[13] Immanuel Bloch, Jean Dalibard, Wilhelm Zwerger, “Many-body physics with ultracold gases”, Review of Modern Physics, 80, 885 (2008). Abstract.
[14] Marco Anderlini, Patricia J. Lee, Benjamin L. Brown, Jennifer Sebby-Strabley, William D. Phillips,  J. V. Porto, “Controlled exchange interaction between pairs of neutral atoms in an optical lattice”, Nature 448, 452 (2007). Abstract.
[15] Michael H. Kolodrubetz, Jason R. Petta, “Coherent holes in a semiconductor quantum dot”, Science 325, 42–43 (2009). Abstract.
[16] Frederico Martins, Filip K. Malinowski, Peter D. Nissen, Edwin Barnes, Saeed Fallahi, Geoffrey C. Gardner, Michael J. Manfra, Charles M. Marcus, Ferdinand Kuemmeth, “Noise suppression using symmetric exchange gates in spin qubits”, Physical Review Letters, 116, 116801 (2016). Abstract.
[17] R. Barends, L. Lamata, J. Kelly, L. García-Álvarez, A. G. Fowler, A Megrant, E Jeffrey, T. C. White, D. Sank, J. Y. Mutus, B. Campbell, Yu Chen, Z. Chen, B. Chiaro, A. Dunsworth, I.-C. Hoi, C. Neill,  P. J. J. O’Malley,  C. Quintana,  P. Roushan, A. Vainsencher, J. Wenner, E. Solano, John M. Martinis, “Digital quantum simulation of fermionic models with a superconducting circuit”, Nature Communications, 6, 7654 (2015). Abstract.
[18] Andrea Crespi, Linda Sansoni, Giuseppe Della Valle, Alessio Ciamei, Roberta Ramponi, Fabio Sciarrino, Paolo Mataloni, Stefano Longhi, Roberto Osellame, “Particle statistics affects quantum decay and Fano interference”, Physical Review Letters, 114, 090201 (2015). Abstract.
[19] Christian Reimer, Michael Kues, Piotr Roztocki, Benjamin Wetzel, Fabio Grazioso, Brent E. Little, Sai T. Chu, Tudor Johnston, Yaron Bromberg, Lucia Caspani, David J. Moss, Roberto Morandotti, “Generation of multiphoton entangled quantum states by means of integrated fre-quency combs”, Science 351, 1176 (2016). Abstract.
[20] Stefania Sciara, Rosario Lo Franco, Giuseppe Compagno, “Universality of Schmidt decomposition and particle identity”, Scientific Reports, 7, 44675 (2017). Abstract.
[21] B.P. Lanyon, T.J. Weinhold, N.K. Langford, J.L. O’Brien, K.J. Resch, A. Gilchrist, A.G. White, “Manipulating biphotonic qutrits”, Physical Review Letters, 100, 060504 (2008). Abstract.
[22] K. S. Kumar, A. Vepsalainen, S. Danilin,  G.S. Paraoanu, “Stimulated Raman adiabatic passage in a three-level superconducting circuit”, Nature Communications, 7, 10628 (2016). Abstract.
[23] N. Killoran, M. Cramer, M. B. Plenio, “Extracting entanglement from identical particles”, Physical Review Letters, 112, 150501 (2014). Abstract.

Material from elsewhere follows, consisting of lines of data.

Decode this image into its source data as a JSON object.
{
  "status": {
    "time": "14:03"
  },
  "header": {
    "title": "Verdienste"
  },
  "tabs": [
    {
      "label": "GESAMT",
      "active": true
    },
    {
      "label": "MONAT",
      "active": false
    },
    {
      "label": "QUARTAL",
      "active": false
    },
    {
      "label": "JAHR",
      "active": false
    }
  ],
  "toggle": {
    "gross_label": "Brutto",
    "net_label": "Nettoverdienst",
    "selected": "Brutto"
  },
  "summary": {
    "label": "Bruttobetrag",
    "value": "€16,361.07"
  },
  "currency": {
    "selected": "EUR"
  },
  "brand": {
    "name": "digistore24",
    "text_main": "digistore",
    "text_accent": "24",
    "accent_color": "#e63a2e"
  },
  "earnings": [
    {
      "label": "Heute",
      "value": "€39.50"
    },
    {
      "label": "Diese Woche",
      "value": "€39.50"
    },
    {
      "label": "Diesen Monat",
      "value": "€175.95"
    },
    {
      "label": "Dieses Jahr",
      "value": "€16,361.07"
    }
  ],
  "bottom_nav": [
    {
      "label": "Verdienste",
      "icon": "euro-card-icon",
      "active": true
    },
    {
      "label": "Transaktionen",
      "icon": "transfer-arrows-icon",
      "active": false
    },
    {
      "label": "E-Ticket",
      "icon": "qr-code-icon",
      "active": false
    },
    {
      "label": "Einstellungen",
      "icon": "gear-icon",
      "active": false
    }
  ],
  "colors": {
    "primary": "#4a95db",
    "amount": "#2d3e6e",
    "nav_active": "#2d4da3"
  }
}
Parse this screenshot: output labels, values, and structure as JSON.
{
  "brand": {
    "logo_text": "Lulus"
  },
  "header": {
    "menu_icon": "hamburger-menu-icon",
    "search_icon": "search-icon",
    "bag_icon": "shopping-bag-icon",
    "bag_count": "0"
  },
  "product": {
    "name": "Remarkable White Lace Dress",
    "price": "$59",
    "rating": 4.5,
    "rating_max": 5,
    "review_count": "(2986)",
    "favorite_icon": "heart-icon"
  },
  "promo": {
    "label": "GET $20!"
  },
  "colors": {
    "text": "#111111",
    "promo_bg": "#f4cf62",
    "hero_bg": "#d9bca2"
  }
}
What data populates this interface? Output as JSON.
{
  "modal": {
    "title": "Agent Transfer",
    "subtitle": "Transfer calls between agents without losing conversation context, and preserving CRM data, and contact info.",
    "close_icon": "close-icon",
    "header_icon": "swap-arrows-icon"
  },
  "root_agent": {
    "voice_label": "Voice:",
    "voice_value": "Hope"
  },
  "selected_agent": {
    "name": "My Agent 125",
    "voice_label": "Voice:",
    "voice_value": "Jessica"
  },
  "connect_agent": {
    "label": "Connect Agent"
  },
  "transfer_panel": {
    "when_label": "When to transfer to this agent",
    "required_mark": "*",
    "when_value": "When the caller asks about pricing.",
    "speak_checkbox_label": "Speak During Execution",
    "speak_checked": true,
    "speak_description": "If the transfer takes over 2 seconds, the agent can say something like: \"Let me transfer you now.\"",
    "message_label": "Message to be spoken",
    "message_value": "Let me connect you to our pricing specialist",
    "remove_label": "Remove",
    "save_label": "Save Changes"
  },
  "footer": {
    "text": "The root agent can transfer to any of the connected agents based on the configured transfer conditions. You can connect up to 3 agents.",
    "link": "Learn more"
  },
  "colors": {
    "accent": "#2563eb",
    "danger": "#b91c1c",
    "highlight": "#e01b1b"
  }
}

Labels: ,


0 Comments:

Post a Comment

Links to this post:

Create a Link